(Listed records Opens)
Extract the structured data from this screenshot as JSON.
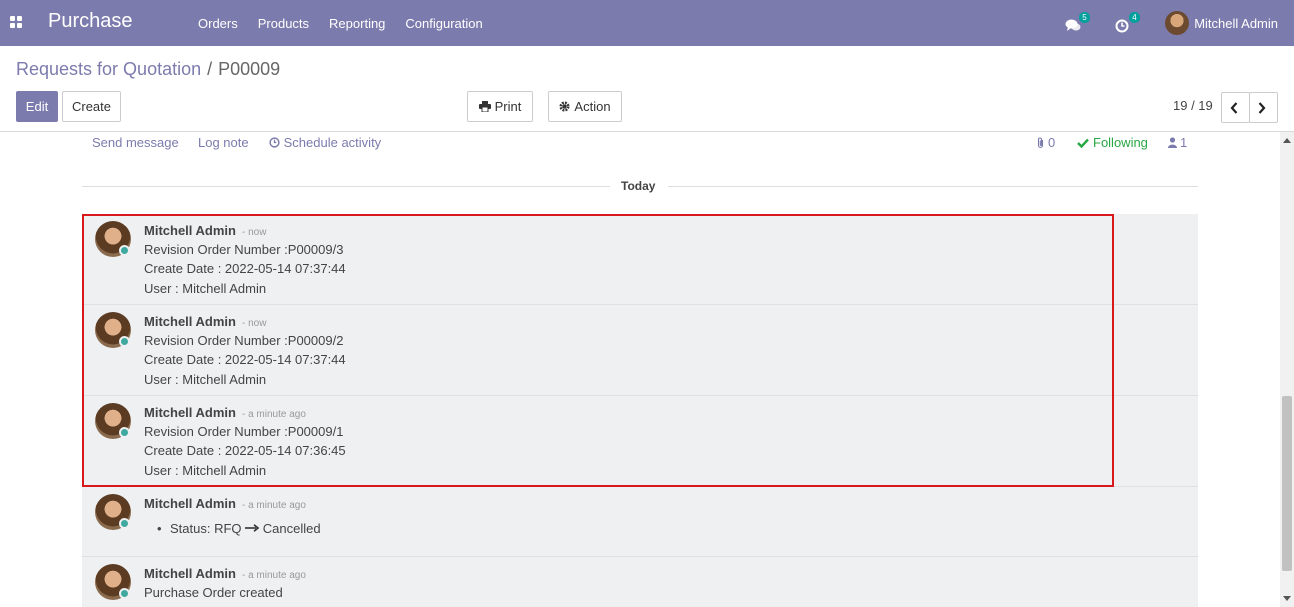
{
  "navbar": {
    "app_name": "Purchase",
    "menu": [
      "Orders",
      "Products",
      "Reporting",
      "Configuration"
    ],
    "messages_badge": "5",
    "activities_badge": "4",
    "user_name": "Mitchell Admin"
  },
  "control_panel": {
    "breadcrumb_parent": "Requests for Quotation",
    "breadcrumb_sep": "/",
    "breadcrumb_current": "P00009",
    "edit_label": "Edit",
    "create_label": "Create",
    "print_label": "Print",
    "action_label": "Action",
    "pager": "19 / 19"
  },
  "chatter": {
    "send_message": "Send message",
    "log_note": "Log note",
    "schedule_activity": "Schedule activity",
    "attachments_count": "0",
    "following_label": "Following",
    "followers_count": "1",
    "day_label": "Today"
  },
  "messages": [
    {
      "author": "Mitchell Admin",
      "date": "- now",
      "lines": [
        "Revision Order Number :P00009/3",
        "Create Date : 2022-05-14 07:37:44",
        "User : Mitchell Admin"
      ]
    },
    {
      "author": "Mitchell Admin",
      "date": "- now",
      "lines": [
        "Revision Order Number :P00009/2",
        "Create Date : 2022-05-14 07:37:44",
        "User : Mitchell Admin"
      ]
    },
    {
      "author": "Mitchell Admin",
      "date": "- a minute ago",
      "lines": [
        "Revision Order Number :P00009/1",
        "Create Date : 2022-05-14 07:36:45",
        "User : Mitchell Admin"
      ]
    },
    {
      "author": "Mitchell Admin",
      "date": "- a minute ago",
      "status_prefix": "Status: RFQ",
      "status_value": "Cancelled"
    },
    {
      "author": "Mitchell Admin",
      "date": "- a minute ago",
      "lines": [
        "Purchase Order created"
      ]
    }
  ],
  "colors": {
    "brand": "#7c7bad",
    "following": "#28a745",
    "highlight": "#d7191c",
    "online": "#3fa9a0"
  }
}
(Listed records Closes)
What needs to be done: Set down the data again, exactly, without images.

Answer space:
Extract the structured data from this screenshot as JSON.
{
  "navbar": {
    "app_name": "Purchase",
    "menu": [
      "Orders",
      "Products",
      "Reporting",
      "Configuration"
    ],
    "messages_badge": "5",
    "activities_badge": "4",
    "user_name": "Mitchell Admin"
  },
  "control_panel": {
    "breadcrumb_parent": "Requests for Quotation",
    "breadcrumb_sep": "/",
    "breadcrumb_current": "P00009",
    "edit_label": "Edit",
    "create_label": "Create",
    "print_label": "Print",
    "action_label": "Action",
    "pager": "19 / 19"
  },
  "chatter": {
    "send_message": "Send message",
    "log_note": "Log note",
    "schedule_activity": "Schedule activity",
    "attachments_count": "0",
    "following_label": "Following",
    "followers_count": "1",
    "day_label": "Today"
  },
  "messages": [
    {
      "author": "Mitchell Admin",
      "date": "- now",
      "lines": [
        "Revision Order Number :P00009/3",
        "Create Date : 2022-05-14 07:37:44",
        "User : Mitchell Admin"
      ]
    },
    {
      "author": "Mitchell Admin",
      "date": "- now",
      "lines": [
        "Revision Order Number :P00009/2",
        "Create Date : 2022-05-14 07:37:44",
        "User : Mitchell Admin"
      ]
    },
    {
      "author": "Mitchell Admin",
      "date": "- a minute ago",
      "lines": [
        "Revision Order Number :P00009/1",
        "Create Date : 2022-05-14 07:36:45",
        "User : Mitchell Admin"
      ]
    },
    {
      "author": "Mitchell Admin",
      "date": "- a minute ago",
      "status_prefix": "Status: RFQ",
      "status_value": "Cancelled"
    },
    {
      "author": "Mitchell Admin",
      "date": "- a minute ago",
      "lines": [
        "Purchase Order created"
      ]
    }
  ],
  "colors": {
    "brand": "#7c7bad",
    "following": "#28a745",
    "highlight": "#d7191c",
    "online": "#3fa9a0"
  }
}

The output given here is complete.